=== Section Start ===

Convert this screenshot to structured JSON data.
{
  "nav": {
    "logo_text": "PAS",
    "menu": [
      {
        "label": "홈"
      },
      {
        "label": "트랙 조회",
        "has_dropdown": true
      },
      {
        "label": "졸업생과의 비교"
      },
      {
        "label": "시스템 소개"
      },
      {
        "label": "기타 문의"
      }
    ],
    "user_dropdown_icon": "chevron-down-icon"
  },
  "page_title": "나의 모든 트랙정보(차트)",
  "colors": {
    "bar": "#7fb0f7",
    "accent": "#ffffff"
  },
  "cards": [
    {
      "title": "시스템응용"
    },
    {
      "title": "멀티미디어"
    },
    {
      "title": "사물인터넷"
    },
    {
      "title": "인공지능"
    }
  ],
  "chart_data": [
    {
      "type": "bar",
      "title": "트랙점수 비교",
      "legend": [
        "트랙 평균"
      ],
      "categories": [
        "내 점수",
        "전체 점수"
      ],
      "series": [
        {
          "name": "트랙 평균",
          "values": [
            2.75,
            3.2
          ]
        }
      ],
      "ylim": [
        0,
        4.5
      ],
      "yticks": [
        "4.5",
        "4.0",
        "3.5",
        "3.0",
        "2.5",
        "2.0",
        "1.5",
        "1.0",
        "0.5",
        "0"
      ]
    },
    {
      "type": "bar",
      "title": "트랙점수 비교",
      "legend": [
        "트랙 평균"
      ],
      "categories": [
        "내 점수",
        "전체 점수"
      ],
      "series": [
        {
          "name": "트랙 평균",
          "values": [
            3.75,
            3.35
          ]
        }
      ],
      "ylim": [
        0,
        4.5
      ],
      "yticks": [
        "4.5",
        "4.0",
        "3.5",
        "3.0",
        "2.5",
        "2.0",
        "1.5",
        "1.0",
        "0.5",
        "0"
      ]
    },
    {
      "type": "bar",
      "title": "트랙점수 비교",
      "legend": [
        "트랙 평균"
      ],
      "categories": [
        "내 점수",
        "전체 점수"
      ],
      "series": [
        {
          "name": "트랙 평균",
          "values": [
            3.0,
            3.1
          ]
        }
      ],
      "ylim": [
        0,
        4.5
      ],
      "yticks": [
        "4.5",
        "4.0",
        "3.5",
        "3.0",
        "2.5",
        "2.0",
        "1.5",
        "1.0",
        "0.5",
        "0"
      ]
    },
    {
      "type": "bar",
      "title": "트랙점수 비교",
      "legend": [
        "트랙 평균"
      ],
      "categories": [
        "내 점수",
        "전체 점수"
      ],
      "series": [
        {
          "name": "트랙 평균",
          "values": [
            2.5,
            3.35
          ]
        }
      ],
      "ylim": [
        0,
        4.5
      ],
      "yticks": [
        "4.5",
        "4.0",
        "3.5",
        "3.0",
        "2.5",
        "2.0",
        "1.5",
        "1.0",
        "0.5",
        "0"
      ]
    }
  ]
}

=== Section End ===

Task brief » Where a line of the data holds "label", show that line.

Exercise answer »
        "label": "홈"
        "label": "트랙 조회",
        "label": "졸업생과의 비교"
        "label": "시스템 소개"
        "label": "기타 문의"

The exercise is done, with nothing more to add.